The purpose of the group is to consider whether there are legal, regulatory means that might allow dairy farmers in Wisconsin to sell raw milk directly to consumers. And if so, what conditions would be necessary to protect public health.
The group met for the first time on March 15 this year and expects to continue meeting through July.
In his press release, Doyle said that the Working Group should be allowed to complete its analysis prior to making changes to the legal framework surrounding unpasteurized milk.
Doyle’s veto could be overridden with a vote of two-thirds of both houses of the Legislature. But a veto override has not happened in Wisconsin for more than 20 years.
In vetoing the legislation, Doyle is following in the steps of a previous “revolution” over raw milk in his state.
In 1920, a Milwaukee ordinance requiring that all milk sold in the city be pasteurized got milk dealers so angry that they blasted it as an invalid exercise of police power because it did not promote public health, according to a rundown on the history of pasteurization of milk in the United States provided by food safety attorney Bill Marler.
Despite those claims on the part of the milk dealers, the Wisconsin Supreme Court disagreed, saying that “Public health demands that milk and all milk products should be pure and wholesome.”
For Marler, who has represented children and families all over the country sickened by E. coli and other food contaminants, Doyle did the right thing.
“Because Wisconsin’s well-known as the ‘Dairy State,’ it sends the message that other states need to take a deep breath and understand that raw milk does not come without risks,” Marler said.
Not surprisingly, national dairy organizations are pleased that the governor vetoed the bill, pointing to concerns over the negative effects that outbreaks of illnesses linked to raw milk could have on the milk industry as a whole.
Recognizing the pressure the governor was under, especially given the Wisconsin lawmakers’ strong support of the bill, the National Milk Producers Federation and the International Dairy Foods Association said that his action “demonstrates a commitment to health and safety.”
Before he vetoed the bill, Doyle had been quoted in an AP article saying that people who grew up on farms drinking raw milk seem to be “healthier and stronger for it.”
On the other side of the fence, raw milk advocates in favor of the Wisconsin legislation saw it as an important step toward giving politicians in other states the courage to withstand pressures against legalizing sales of raw milk.

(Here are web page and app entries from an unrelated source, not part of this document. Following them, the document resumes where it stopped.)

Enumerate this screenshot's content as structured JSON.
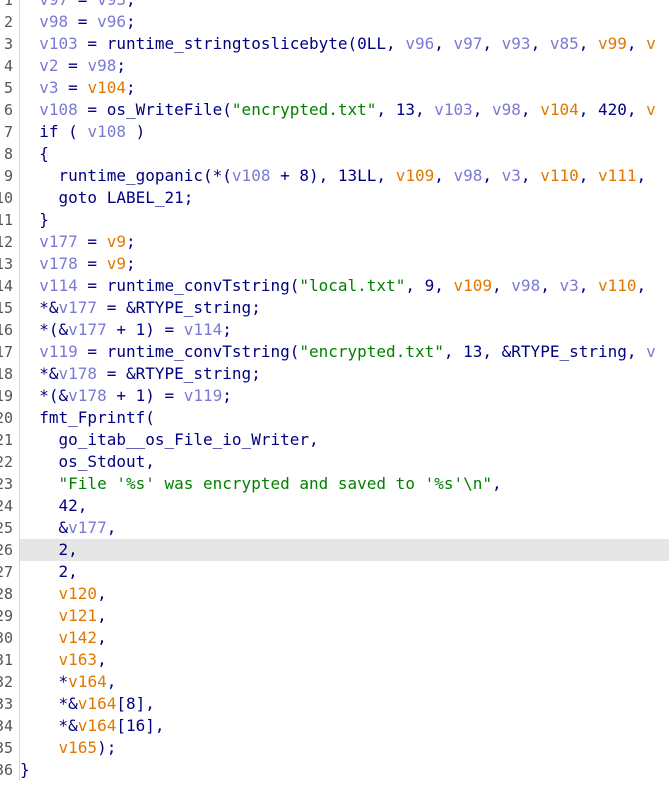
{
  "lines": [
    {
      "num": "1",
      "highlighted": false,
      "tokens": [
        {
          "t": "  ",
          "c": "d"
        },
        {
          "t": "v97",
          "c": "v"
        },
        {
          "t": " = ",
          "c": "d"
        },
        {
          "t": "v93",
          "c": "v"
        },
        {
          "t": ";",
          "c": "d"
        }
      ]
    },
    {
      "num": "2",
      "highlighted": false,
      "tokens": [
        {
          "t": "  ",
          "c": "d"
        },
        {
          "t": "v98",
          "c": "v"
        },
        {
          "t": " = ",
          "c": "d"
        },
        {
          "t": "v96",
          "c": "v"
        },
        {
          "t": ";",
          "c": "d"
        }
      ]
    },
    {
      "num": "3",
      "highlighted": false,
      "tokens": [
        {
          "t": "  ",
          "c": "d"
        },
        {
          "t": "v103",
          "c": "v"
        },
        {
          "t": " = runtime_stringtoslicebyte(0LL, ",
          "c": "d"
        },
        {
          "t": "v96",
          "c": "v"
        },
        {
          "t": ", ",
          "c": "d"
        },
        {
          "t": "v97",
          "c": "v"
        },
        {
          "t": ", ",
          "c": "d"
        },
        {
          "t": "v93",
          "c": "v"
        },
        {
          "t": ", ",
          "c": "d"
        },
        {
          "t": "v85",
          "c": "v"
        },
        {
          "t": ", ",
          "c": "d"
        },
        {
          "t": "v99",
          "c": "o"
        },
        {
          "t": ", ",
          "c": "d"
        },
        {
          "t": "v",
          "c": "o"
        }
      ]
    },
    {
      "num": "4",
      "highlighted": false,
      "tokens": [
        {
          "t": "  ",
          "c": "d"
        },
        {
          "t": "v2",
          "c": "v"
        },
        {
          "t": " = ",
          "c": "d"
        },
        {
          "t": "v98",
          "c": "v"
        },
        {
          "t": ";",
          "c": "d"
        }
      ]
    },
    {
      "num": "5",
      "highlighted": false,
      "tokens": [
        {
          "t": "  ",
          "c": "d"
        },
        {
          "t": "v3",
          "c": "v"
        },
        {
          "t": " = ",
          "c": "d"
        },
        {
          "t": "v104",
          "c": "o"
        },
        {
          "t": ";",
          "c": "d"
        }
      ]
    },
    {
      "num": "6",
      "highlighted": false,
      "tokens": [
        {
          "t": "  ",
          "c": "d"
        },
        {
          "t": "v108",
          "c": "v"
        },
        {
          "t": " = os_WriteFile(",
          "c": "d"
        },
        {
          "t": "\"encrypted.txt\"",
          "c": "s"
        },
        {
          "t": ", 13, ",
          "c": "d"
        },
        {
          "t": "v103",
          "c": "v"
        },
        {
          "t": ", ",
          "c": "d"
        },
        {
          "t": "v98",
          "c": "v"
        },
        {
          "t": ", ",
          "c": "d"
        },
        {
          "t": "v104",
          "c": "o"
        },
        {
          "t": ", 420, ",
          "c": "d"
        },
        {
          "t": "v",
          "c": "o"
        }
      ]
    },
    {
      "num": "7",
      "highlighted": false,
      "tokens": [
        {
          "t": "  if ( ",
          "c": "d"
        },
        {
          "t": "v108",
          "c": "v"
        },
        {
          "t": " )",
          "c": "d"
        }
      ]
    },
    {
      "num": "8",
      "highlighted": false,
      "tokens": [
        {
          "t": "  {",
          "c": "d"
        }
      ]
    },
    {
      "num": "9",
      "highlighted": false,
      "tokens": [
        {
          "t": "    runtime_gopanic(*(",
          "c": "d"
        },
        {
          "t": "v108",
          "c": "v"
        },
        {
          "t": " + 8), 13LL, ",
          "c": "d"
        },
        {
          "t": "v109",
          "c": "o"
        },
        {
          "t": ", ",
          "c": "d"
        },
        {
          "t": "v98",
          "c": "v"
        },
        {
          "t": ", ",
          "c": "d"
        },
        {
          "t": "v3",
          "c": "v"
        },
        {
          "t": ", ",
          "c": "d"
        },
        {
          "t": "v110",
          "c": "o"
        },
        {
          "t": ", ",
          "c": "d"
        },
        {
          "t": "v111",
          "c": "o"
        },
        {
          "t": ",",
          "c": "d"
        }
      ]
    },
    {
      "num": "10",
      "highlighted": false,
      "tokens": [
        {
          "t": "    goto LABEL_21;",
          "c": "d"
        }
      ]
    },
    {
      "num": "11",
      "highlighted": false,
      "tokens": [
        {
          "t": "  }",
          "c": "d"
        }
      ]
    },
    {
      "num": "12",
      "highlighted": false,
      "tokens": [
        {
          "t": "  ",
          "c": "d"
        },
        {
          "t": "v177",
          "c": "v"
        },
        {
          "t": " = ",
          "c": "d"
        },
        {
          "t": "v9",
          "c": "o"
        },
        {
          "t": ";",
          "c": "d"
        }
      ]
    },
    {
      "num": "13",
      "highlighted": false,
      "tokens": [
        {
          "t": "  ",
          "c": "d"
        },
        {
          "t": "v178",
          "c": "v"
        },
        {
          "t": " = ",
          "c": "d"
        },
        {
          "t": "v9",
          "c": "o"
        },
        {
          "t": ";",
          "c": "d"
        }
      ]
    },
    {
      "num": "14",
      "highlighted": false,
      "tokens": [
        {
          "t": "  ",
          "c": "d"
        },
        {
          "t": "v114",
          "c": "v"
        },
        {
          "t": " = runtime_convTstring(",
          "c": "d"
        },
        {
          "t": "\"local.txt\"",
          "c": "s"
        },
        {
          "t": ", 9, ",
          "c": "d"
        },
        {
          "t": "v109",
          "c": "o"
        },
        {
          "t": ", ",
          "c": "d"
        },
        {
          "t": "v98",
          "c": "v"
        },
        {
          "t": ", ",
          "c": "d"
        },
        {
          "t": "v3",
          "c": "v"
        },
        {
          "t": ", ",
          "c": "d"
        },
        {
          "t": "v110",
          "c": "o"
        },
        {
          "t": ",",
          "c": "d"
        }
      ]
    },
    {
      "num": "15",
      "highlighted": false,
      "tokens": [
        {
          "t": "  *&",
          "c": "d"
        },
        {
          "t": "v177",
          "c": "v"
        },
        {
          "t": " = &RTYPE_string;",
          "c": "d"
        }
      ]
    },
    {
      "num": "16",
      "highlighted": false,
      "tokens": [
        {
          "t": "  *(&",
          "c": "d"
        },
        {
          "t": "v177",
          "c": "v"
        },
        {
          "t": " + 1) = ",
          "c": "d"
        },
        {
          "t": "v114",
          "c": "v"
        },
        {
          "t": ";",
          "c": "d"
        }
      ]
    },
    {
      "num": "17",
      "highlighted": false,
      "tokens": [
        {
          "t": "  ",
          "c": "d"
        },
        {
          "t": "v119",
          "c": "v"
        },
        {
          "t": " = runtime_convTstring(",
          "c": "d"
        },
        {
          "t": "\"encrypted.txt\"",
          "c": "s"
        },
        {
          "t": ", 13, &RTYPE_string, ",
          "c": "d"
        },
        {
          "t": "v",
          "c": "v"
        }
      ]
    },
    {
      "num": "18",
      "highlighted": false,
      "tokens": [
        {
          "t": "  *&",
          "c": "d"
        },
        {
          "t": "v178",
          "c": "v"
        },
        {
          "t": " = &RTYPE_string;",
          "c": "d"
        }
      ]
    },
    {
      "num": "19",
      "highlighted": false,
      "tokens": [
        {
          "t": "  *(&",
          "c": "d"
        },
        {
          "t": "v178",
          "c": "v"
        },
        {
          "t": " + 1) = ",
          "c": "d"
        },
        {
          "t": "v119",
          "c": "v"
        },
        {
          "t": ";",
          "c": "d"
        }
      ]
    },
    {
      "num": "20",
      "highlighted": false,
      "tokens": [
        {
          "t": "  fmt_Fprintf(",
          "c": "d"
        }
      ]
    },
    {
      "num": "21",
      "highlighted": false,
      "tokens": [
        {
          "t": "    go_itab__os_File_io_Writer,",
          "c": "d"
        }
      ]
    },
    {
      "num": "22",
      "highlighted": false,
      "tokens": [
        {
          "t": "    os_Stdout,",
          "c": "d"
        }
      ]
    },
    {
      "num": "23",
      "highlighted": false,
      "tokens": [
        {
          "t": "    ",
          "c": "d"
        },
        {
          "t": "\"File '%s' was encrypted and saved to '%s'\\n\"",
          "c": "s"
        },
        {
          "t": ",",
          "c": "d"
        }
      ]
    },
    {
      "num": "24",
      "highlighted": false,
      "tokens": [
        {
          "t": "    42,",
          "c": "d"
        }
      ]
    },
    {
      "num": "25",
      "highlighted": false,
      "tokens": [
        {
          "t": "    &",
          "c": "d"
        },
        {
          "t": "v177",
          "c": "v"
        },
        {
          "t": ",",
          "c": "d"
        }
      ]
    },
    {
      "num": "26",
      "highlighted": true,
      "tokens": [
        {
          "t": "    2,",
          "c": "d"
        }
      ]
    },
    {
      "num": "27",
      "highlighted": false,
      "tokens": [
        {
          "t": "    2,",
          "c": "d"
        }
      ]
    },
    {
      "num": "28",
      "highlighted": false,
      "tokens": [
        {
          "t": "    ",
          "c": "d"
        },
        {
          "t": "v120",
          "c": "o"
        },
        {
          "t": ",",
          "c": "d"
        }
      ]
    },
    {
      "num": "29",
      "highlighted": false,
      "tokens": [
        {
          "t": "    ",
          "c": "d"
        },
        {
          "t": "v121",
          "c": "o"
        },
        {
          "t": ",",
          "c": "d"
        }
      ]
    },
    {
      "num": "30",
      "highlighted": false,
      "tokens": [
        {
          "t": "    ",
          "c": "d"
        },
        {
          "t": "v142",
          "c": "o"
        },
        {
          "t": ",",
          "c": "d"
        }
      ]
    },
    {
      "num": "31",
      "highlighted": false,
      "tokens": [
        {
          "t": "    ",
          "c": "d"
        },
        {
          "t": "v163",
          "c": "o"
        },
        {
          "t": ",",
          "c": "d"
        }
      ]
    },
    {
      "num": "32",
      "highlighted": false,
      "tokens": [
        {
          "t": "    *",
          "c": "d"
        },
        {
          "t": "v164",
          "c": "o"
        },
        {
          "t": ",",
          "c": "d"
        }
      ]
    },
    {
      "num": "33",
      "highlighted": false,
      "tokens": [
        {
          "t": "    *&",
          "c": "d"
        },
        {
          "t": "v164",
          "c": "o"
        },
        {
          "t": "[8],",
          "c": "d"
        }
      ]
    },
    {
      "num": "34",
      "highlighted": false,
      "tokens": [
        {
          "t": "    *&",
          "c": "d"
        },
        {
          "t": "v164",
          "c": "o"
        },
        {
          "t": "[16],",
          "c": "d"
        }
      ]
    },
    {
      "num": "35",
      "highlighted": false,
      "tokens": [
        {
          "t": "    ",
          "c": "d"
        },
        {
          "t": "v165",
          "c": "o"
        },
        {
          "t": ");",
          "c": "d"
        }
      ]
    },
    {
      "num": "36",
      "highlighted": false,
      "tokens": [
        {
          "t": "}",
          "c": "d"
        }
      ]
    }
  ],
  "colors": {
    "default": "#000080",
    "local_var": "#7a7ad4",
    "global_var": "#e07800",
    "string": "#008000",
    "highlight_row": "#e6e6e6",
    "gutter_text": "#555555"
  }
}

This, in turn, they said, would provide an important toehold in efforts to give people across the nation the right to buy and drink raw milk.
The contentious issue has become entangled with consumers’ right-to-choose and the Constitutional rights of consumers, with many raw milk advocates lauding the health benefits of raw milk.
The Weston A. Price Foundation, based in Reston, Virginia, says raw milk boosts the immune system. It also points to all sorts of ailments it has purportedly cured–asthma, kidney disease, diabetes, heart failure, high blood pressure, and prostate disease, among others.
But the U.S. Food and Drug Administration warns that the risks of illness, and even death, that can result from consuming raw milk far outweigh any of the purported benefits promoted by raw milk advocates.
While raw milk represents less than 1 percent of fluid milk consumption, it causes more than 70 percent of the foodborne illness outbreaks associated with dairy, according to the International Dairy Foods Association.
In the same vein, the Centers for Disease Control and Prevention says that before pasteurization was widely instituted in the 1920s, disease outbreaks from raw milk were the No. 1 food safety concern in the country.
Although 28 states allow the sale of raw milk, provided that the producers meet certain standards, federal law forbids the sale of raw milk across state lines.